He then lost his new job and had a severe heart attack. We were left with bills
we couldn’t pay. We couldn’t pay our monthly rent and had to move to a less
expensive, much smaller home. The children had to start at a new school.
I had begun working part time to get a little money coming in, while also
taking care of the kids. I was doing my best to do my part. After all, he
working so hard trying to provide for his family. He was not present,
physically or mentally for me and the kids, because he was always “trying to
make money”. But we were working through this together because that’s
what you do in a marriage.
He told me he wasn’t happy. He told me that our sex life wasn’t good. He told
me that I nit-picked too much. He told me we needed to get a divorce. So we
told the kids, and he moved out.
Then, one average day at work, I received a phone call that crushed me. It
was from my husband’s 20 year old Sugar Baby. Things weren’t going well in
their arrangement, so she decided I should know everything.
Imagine receiving that phone call.
I learned that their arrangement wasn’t new. In the midst of all of our
financial devastation, he chose to become a Sugar Daddy. He listed himself
and his “wealthy” offerings on-line, painting a picture of a man ready to spoil
some very lucky ladies.
I know what you were thinking because I thought it too:
“Aren’t Sugar Daddies supposed to have money? Isn’t that the point?”
I have learned that the rules don’t apply if you’re a Sugar Daddy who is also a
pathological liar and narcissist.
Realizing that all those trips in the years prior, to try to “drum up business” was
nothing but a cover. They were all trips to hotels to wine, dine, and have sex
with his 24 and then 20 year old sugar babies. Women more than half his
age.
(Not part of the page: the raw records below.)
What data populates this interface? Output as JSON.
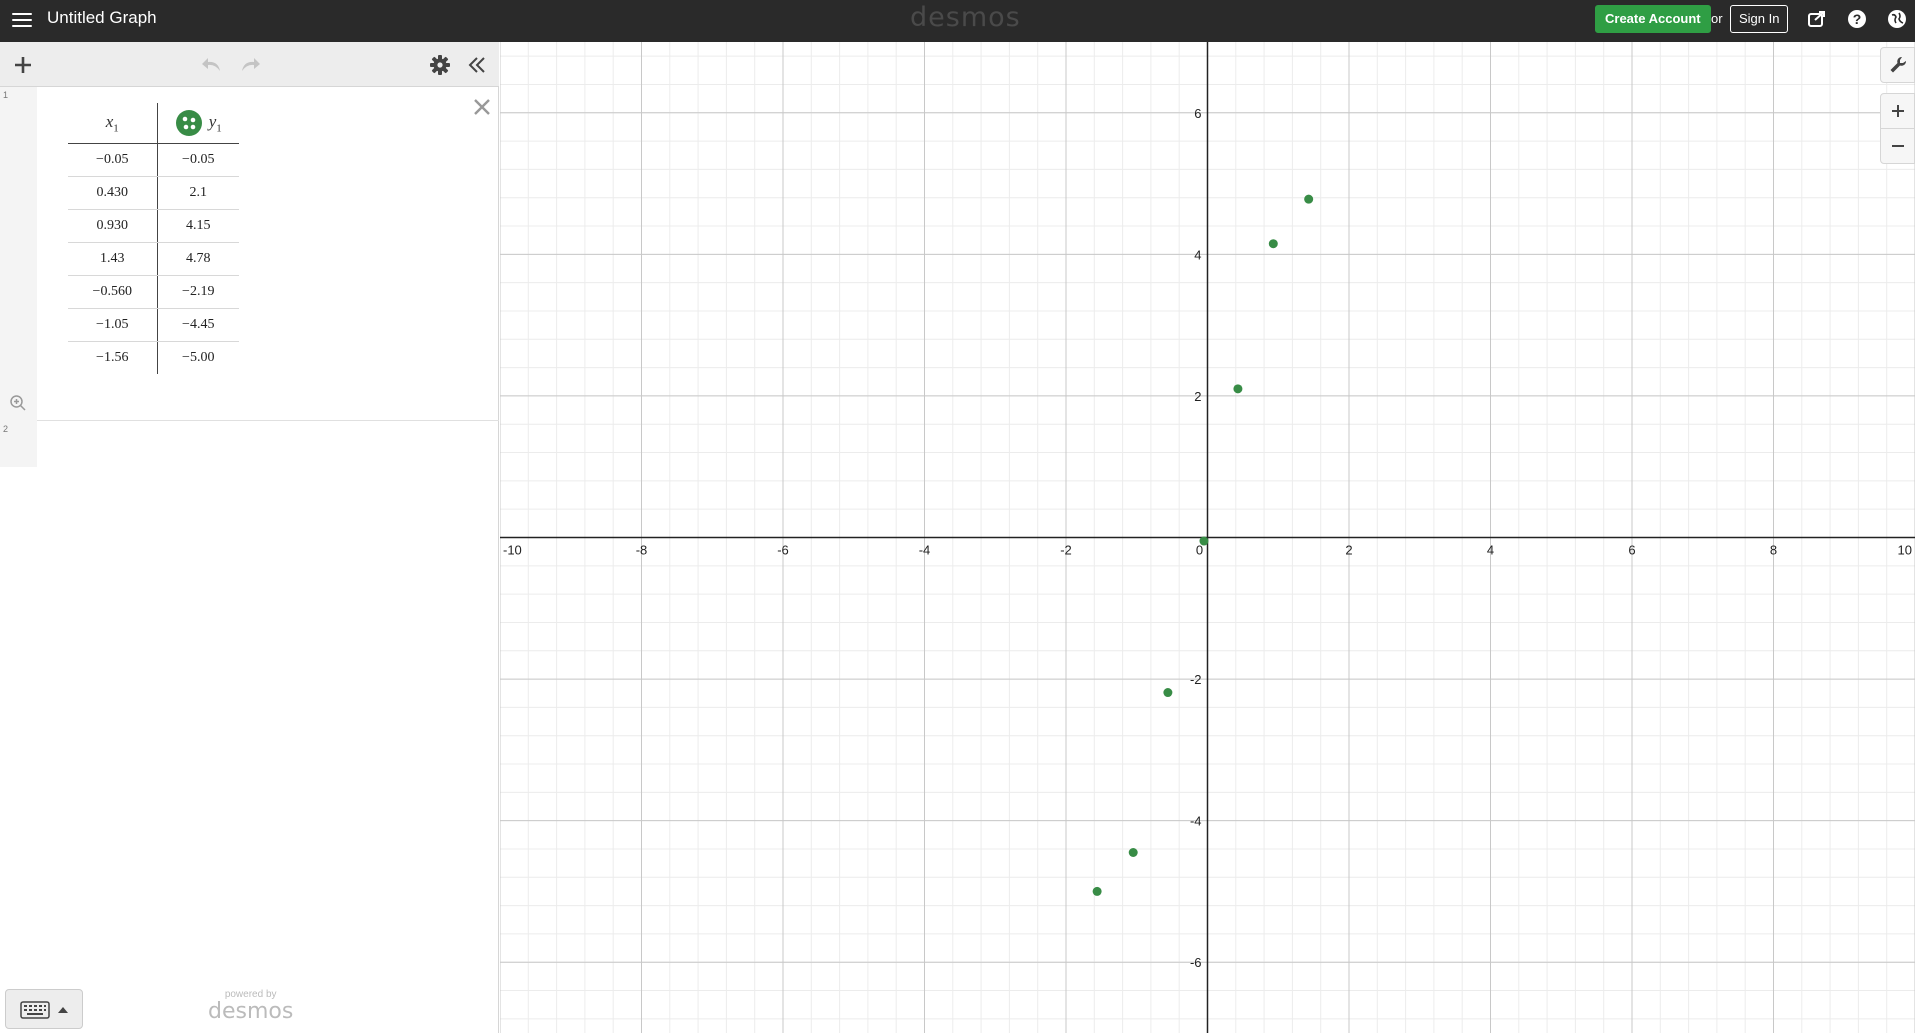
{
  "header": {
    "title": "Untitled Graph",
    "brand": "desmos",
    "create_account": "Create Account",
    "or": "or",
    "sign_in": "Sign In",
    "icons": [
      "menu-icon",
      "share-icon",
      "help-icon",
      "globe-icon"
    ]
  },
  "panel": {
    "toolbar_icons": [
      "plus-icon",
      "undo-icon",
      "redo-icon",
      "gear-icon",
      "collapse-icon"
    ],
    "expressions": [
      {
        "index": "1",
        "type": "table",
        "columns": [
          {
            "var": "x",
            "sub": "1"
          },
          {
            "var": "y",
            "sub": "1"
          }
        ],
        "rows": [
          [
            "−0.05",
            "−0.05"
          ],
          [
            "0.430",
            "2.1"
          ],
          [
            "0.930",
            "4.15"
          ],
          [
            "1.43",
            "4.78"
          ],
          [
            "−0.560",
            "−2.19"
          ],
          [
            "−1.05",
            "−4.45"
          ],
          [
            "−1.56",
            "−5.00"
          ]
        ],
        "color": "#388c46"
      },
      {
        "index": "2",
        "type": "empty"
      }
    ],
    "powered_by": "powered by",
    "powered_brand": "desmos"
  },
  "graph": {
    "tools": [
      "wrench-icon",
      "zoom-in-icon",
      "zoom-out-icon"
    ],
    "grid": true,
    "xlim": [
      -10,
      10
    ],
    "ylim": [
      -7,
      7
    ],
    "x_ticks": [
      "-10",
      "-8",
      "-6",
      "-4",
      "-2",
      "0",
      "2",
      "4",
      "6",
      "8",
      "10"
    ],
    "y_ticks": [
      "6",
      "4",
      "2",
      "-2",
      "-4",
      "-6"
    ]
  },
  "chart_data": {
    "type": "scatter",
    "series": [
      {
        "x": [
          -0.05,
          0.43,
          0.93,
          1.43,
          -0.56,
          -1.05,
          -1.56
        ],
        "y": [
          -0.05,
          2.1,
          4.15,
          4.78,
          -2.19,
          -4.45,
          -5.0
        ],
        "color": "#388c46"
      }
    ],
    "xlim": [
      -10,
      10
    ],
    "ylim": [
      -7,
      7
    ],
    "grid": true
  }
}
This had been going on for at least two years, while I was home raising
the children, determined to be present and available to meet their emotional
and physical needs all on my own.
Shell-shocked, I contacted a divorce attorney. Without any money to retain
counsel, I had to borrow from my family. In reviewing marital debt, I learned
it was even worse than I realized. We now held credit card debt in the
multiple thousands of dollars, and learned that he had opened and maxed out
two other credit cards for the sole purpose of financing his role as a Sugar
Daddy. Obviously, that was all a surprise to me. I learned that in our new
state of California, I’m liable for half of all of our debt, including his Sugar
Daddy credit cards.
Learning this was insult on top of injury.
My mind raced for days with the same questions on replay:
How did I not know?
How could I have been so stupid?
How could he do this?
How could I tell anyone any of this?
How pathetic will I look?
How do I get my kids through this?
How do I work through this type of grief?
My children and I were betrayed in the worst way possible and my grief only
grew as I learned more of the awful truth.
All of our money was lost so that he could spoil these “babies”. It is
heartbreaking to know that his real “babies”, his two beautiful children, didn’t
get to experience dinners out at restaurants, exciting trips to Europe in nice
hotels, and shopping trips for fancy new clothes. Instead, they were at home
with me, the three of us eating my home cooked meals around our tiny
kitchen table for four.
Now he is gone, and they are still with me, around that tiny table. I am
grateful I have 100% custody of our kids. He comes to see the kids 3 times a
week. I have to share my home with this person, be civil to him, because the
kids are watching EVERYTHING.
Since my soon-to- be-ex- husband doesn’t have a job, he moved in with a
friend who lives an hour away.
Or so he says.
I am still in the process of divorce, and I have so many worries with no
answers. The trauma of discovery coupled with the realization of such
intimate betrayal creates a grief that I don’t wish on ANYONE.
He is out there in the world, being whomever he needs to be for whomever
he is with. He is not who he once was to me, or to our children. He has
robbed us of our future and tainted every memory of our past.
This is my ambiguous grief.
A grief that is often crippling.
A grief few understand.
A grief I can’t truly articulate.
A grief I pray will be able to heal.